Global tobacco companies have no excuse. The life chances of children are being destroyed, and the problem is growing
Child labour should never be taken lightly, but there is a widespread assumption that a bit of work in the fields is a normal part of growing up in impoverished countries such as Malawi, Bangladesh or Mexico. This notion of some sort of cultural acceptability serves to draw a veil over what is, frankly, abuse and the wrecking of children’s life chances. Child labour is never OK. But when children working boosts the profits of wealthy multinational tobacco corporations, it is an outrage.

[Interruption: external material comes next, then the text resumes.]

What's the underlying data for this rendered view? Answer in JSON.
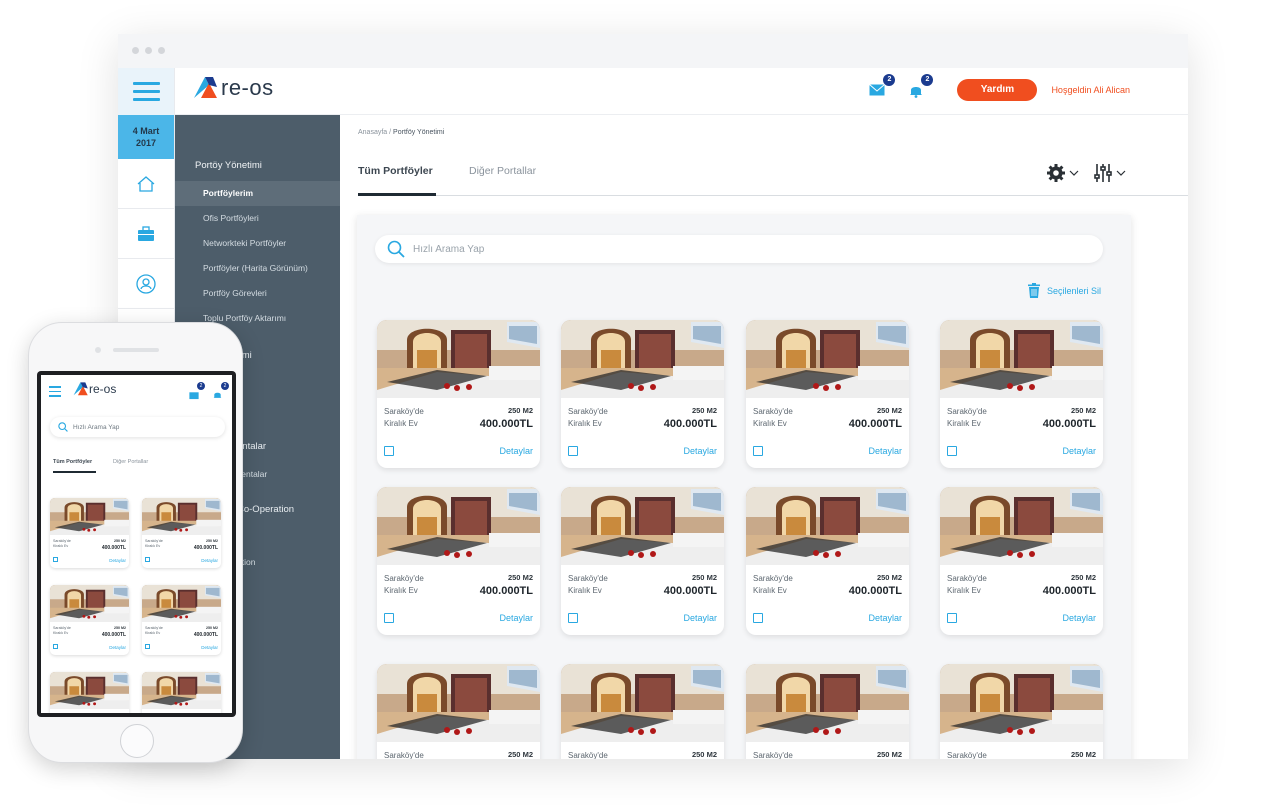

It may be acceptable for children aged 13 to 15 to work in the tobacco fields, says the International Labour Organization (ILO), as long as the work does not have a harmful impact on their health or education. They are helping mum and dad. But this concept of happy families and cosy lives is an illusion. This is not a paper round after school, or learning needlework at a mother’s knee. The reality under the blazing sun, wielding a heavy homemade hoe, is very different.